Obviously the powers that be thought that the prison conditions were still too generous for these men and boys who were being held indefinitely without charge. Hundreds of millions of dollars were poured into subsidiaries of Halliburton to build a supermax complex at the base. The current prisons were opened in 2006 and are commonly known as Camps 5 and 6. When Camp 6 opened in December 2006 men were picked at random to be a part of this new facility. One of those unfortunate men was my client Mr. al-Ghizzawi. Al-Ghizzawi was a quiet and gentle man who was also suffering from numerous health problems. When I complained about the inappropriateness of his placement in the solitary conferment in Camp 6 (I should note that the military’s own review team found him not to be an enemy combatant when they first reviewed the status of the men in the fall of 2004) one of the military lawyers told me to think of him as his having "his own apartment."

Camp 6 is a completely closed metal and plastic structure, very much like a self-storage locker. There is no natural lighting. For twenty-six months the men were kept in solitary cells for at least 22 hours a day. The “apartments” are approximately 8’ x 16’ and are fitted with a plastic bed and a metal sink/toilet combination. A thin mattress was provided and a plastic sheet is the only cover that is provided. The air conditioning was kept running so that the men were constantly freezing. The military guards were not allowed to talk to the men and their food was pushed through a bean hole on the floor. The men were allowed two hours of “recreation” time in a 24 hour period. Recreation time could take place at any time of the day or night – on some nights Mr. al-Ghizzawi was awakened at 2:00am and told he could have his recreation time if he cared to. Recreation time itself was spent alone in an approximately 4x4 cage in the center of the camp 6 compound – surrounded by the tall structure of the compound. Camp 5 is for all intents and purposes identical to Camp 6 and these are the two camps that are used for all of the men now remaining at Guantanamo – except of course for the so-called “high value detainees…” so it is fair to assume that should you or I be sent to Guantanamo or someplace very much like it, this is what our “apartment” will look like.

Although some of the physical confinement conditions in Camp 6 have eased since Obama became president, other conditions are worse (such as the fact that no one at all has been released for over a year now), and 171 men remain indefinitely detained without trial or charge.
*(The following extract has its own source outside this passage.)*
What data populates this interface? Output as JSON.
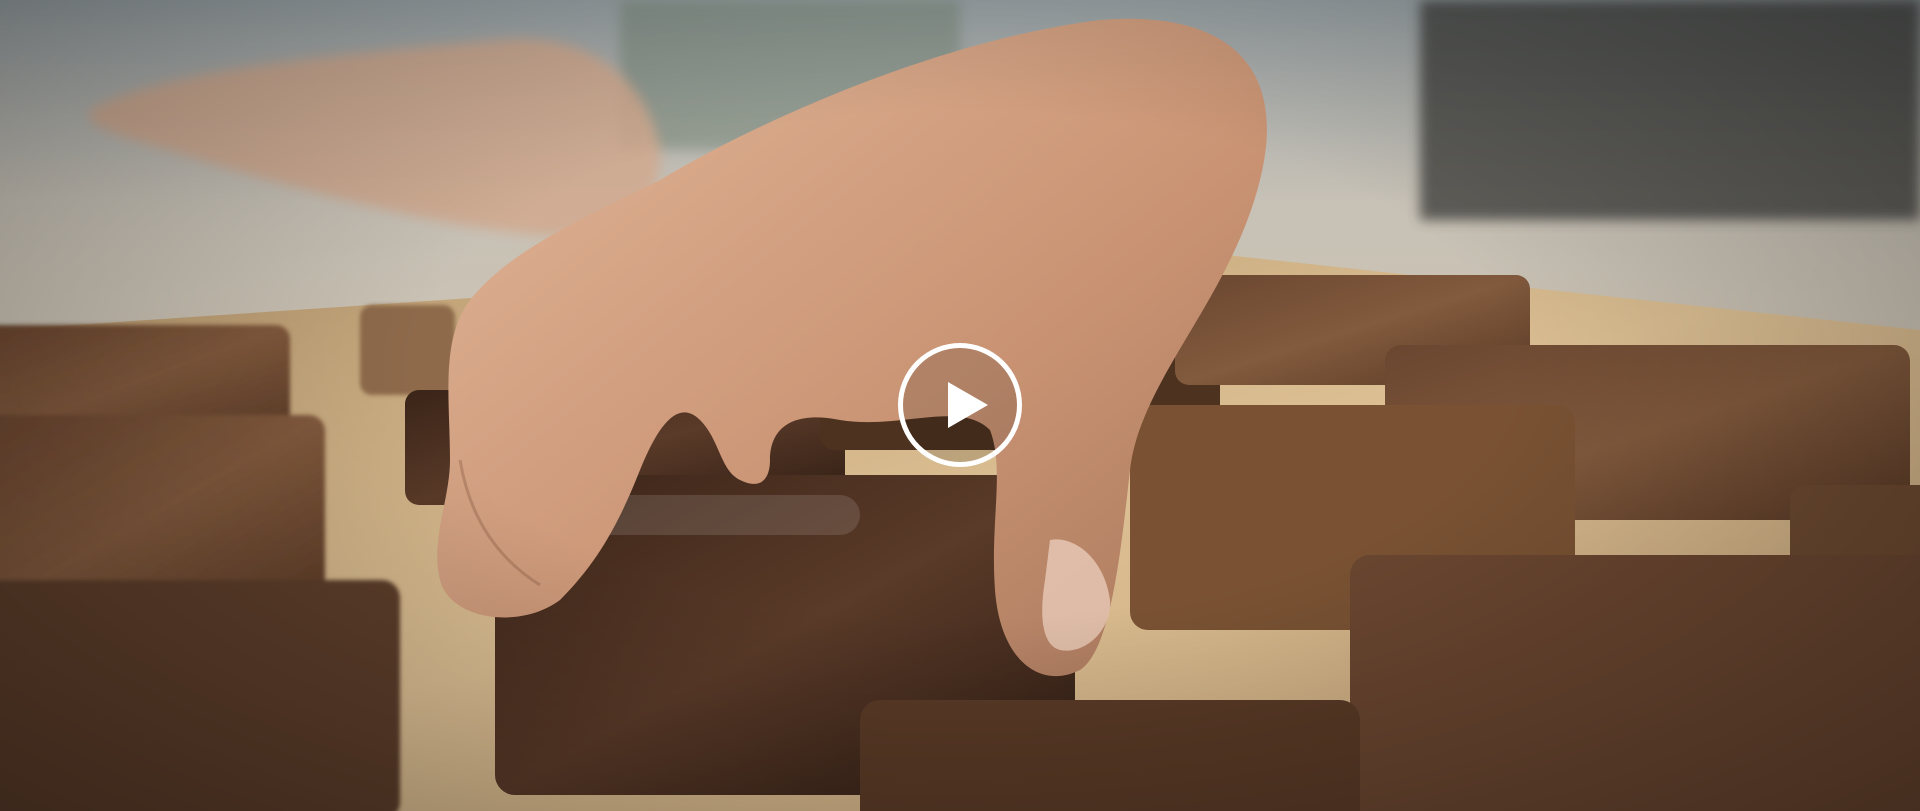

As the conditions the men are held under are at the whim of our president it is hard to know what our conditions will be like, but it's reasonable to expect 22 hours a day of solitary confinement…..indefinitely, without charge or trial.  Although we were all taught in school about something called "the Constitution," our new reality is that there go you and I but for the grace of the gods, or the grace or whim of the man in the White House who thinks he's a god.

No hay comentarios:

Publicar un comentario

Deja tus comentarios en Versus...